BENNINGTON >> On Thursday, Bennington College hosted a symposium on Act 77, "The Flexible Pathways Act," at the Center for the Advancement of Public Action.
Presenters included State Senator Brian Campion, Flexible Pathways Coordinator at the Agency of Education Veronica Newton, Agency of Education Division Director Jess DeCarolis, Mount Anthony Union High School Principal Glenda Cresto, MAU Middle School Principal Tim Payne, Southwest Vermont Supervisory Union Curriculum Director Laura Boudreau, and MAUHS sophomore Chris Mayer.
Act 77 was passed in 2013, with the goals, as written in the Act, "to encourage and support the creativity of school districts as they develop and expand high-quality educational experiences that are an integral part of secondary education in the evolving 21st Century classroom; to promote opportunities for Vermont students to achieve postsecondary readiness through high-quality educational experiences that acknowledge individual goals, learning styles, and abilities; and to increase the rates of secondary school completion and postsecondary continuation in Vermont."
"This is not just inserting a small change into a school," said Cresto, "This is completely changing the way we do school. It's like re-building a school from the bottom up to really pull all of these pieces together."
Part of the process involves working with every student in grades seven through twelve in developing a personalized learning plan, that incorporates their interests, abilities, and goals into a plan for their high school career, including courses, internships, and extracurricular activities.

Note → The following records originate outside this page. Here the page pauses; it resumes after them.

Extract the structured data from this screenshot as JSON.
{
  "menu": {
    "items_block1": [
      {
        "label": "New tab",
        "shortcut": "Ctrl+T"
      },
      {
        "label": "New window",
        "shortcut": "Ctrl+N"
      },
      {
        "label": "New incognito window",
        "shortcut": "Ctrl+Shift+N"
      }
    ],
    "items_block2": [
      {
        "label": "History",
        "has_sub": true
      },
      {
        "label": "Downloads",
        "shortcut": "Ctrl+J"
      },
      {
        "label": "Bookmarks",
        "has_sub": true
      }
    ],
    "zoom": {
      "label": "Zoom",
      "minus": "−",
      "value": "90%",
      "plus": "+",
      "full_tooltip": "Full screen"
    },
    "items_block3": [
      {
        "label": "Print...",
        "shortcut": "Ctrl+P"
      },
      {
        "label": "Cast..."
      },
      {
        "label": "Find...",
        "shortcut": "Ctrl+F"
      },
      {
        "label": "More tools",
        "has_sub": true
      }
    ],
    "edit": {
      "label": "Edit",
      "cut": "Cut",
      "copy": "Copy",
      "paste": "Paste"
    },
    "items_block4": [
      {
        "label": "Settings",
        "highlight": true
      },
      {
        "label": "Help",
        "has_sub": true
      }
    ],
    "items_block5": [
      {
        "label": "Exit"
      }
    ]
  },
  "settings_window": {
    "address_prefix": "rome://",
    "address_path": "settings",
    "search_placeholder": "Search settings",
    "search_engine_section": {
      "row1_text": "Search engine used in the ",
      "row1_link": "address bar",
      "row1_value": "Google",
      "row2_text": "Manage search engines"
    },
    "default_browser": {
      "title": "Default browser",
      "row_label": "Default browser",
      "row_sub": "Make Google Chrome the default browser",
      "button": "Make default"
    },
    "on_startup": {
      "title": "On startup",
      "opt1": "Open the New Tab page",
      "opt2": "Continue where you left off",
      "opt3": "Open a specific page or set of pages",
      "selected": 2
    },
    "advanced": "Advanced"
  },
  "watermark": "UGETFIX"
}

Bennington Select Board member Donald Campbell, who was in the audience, asked the administrators if kids were locked into a career path they chose in middle school, or if the plans were flexible, allowing for students to change their minds.
"The plan at the middle school is not a contract," said Payne, "We don't hold you to what you aspired to be. I think the more important thing about Act 77 is starting the conversation... It gets them thinking about what they aspire to be. We're not creating a six-year plan for our kids where we say, in your senior year you're going to take this class. We're just trying to have a conversation with kids. Have you thought about what you're interested in, and how can we help you?"
"We need to remember that the overarching theme here is proficiency-based graduation," said Payne, "It's really, in my opinion, a radical change, as we move away from 'You shall have four years of English, and three years of math, and three years of science, and three years of social studies.' Instead, we're being very clear with the kids, that we need you to demonstrate these standards, and we're giving you a variety of ways to get there."
"Act 77 can be a little daunting to a building," said Payne, crediting his teacher leadership team with helping implement the changes.
For high school students, Act 77 includes increased opportunities in the form of dual enrollment and early college programs. Through those programs, according to CCV Bennington Coordinator of Academic Services and member of the Bennington Select Board Jeannie Jenkins, 67 high school students will be taking college courses at CCV Bennington this semester.
"We are a community that really benefits from having several institutions of higher learning in our community," said Payne, "There are many communities that don't have that. (The Community College of Vermont) partners with the high school, allowing students to take courses, that's a huge asset to us. (Southern Vermont College) has volunteered to connect our students with their students, and of course, Bennington College." Susan Sgorbati of Bennington College and her students worked with MAUMS students last year to help develop their PLPs.
For more information on Act 77, visit the Agency of Education's website, education.vermont.gov.
Contact Derek Carson at 802-447-7567, ext. 122.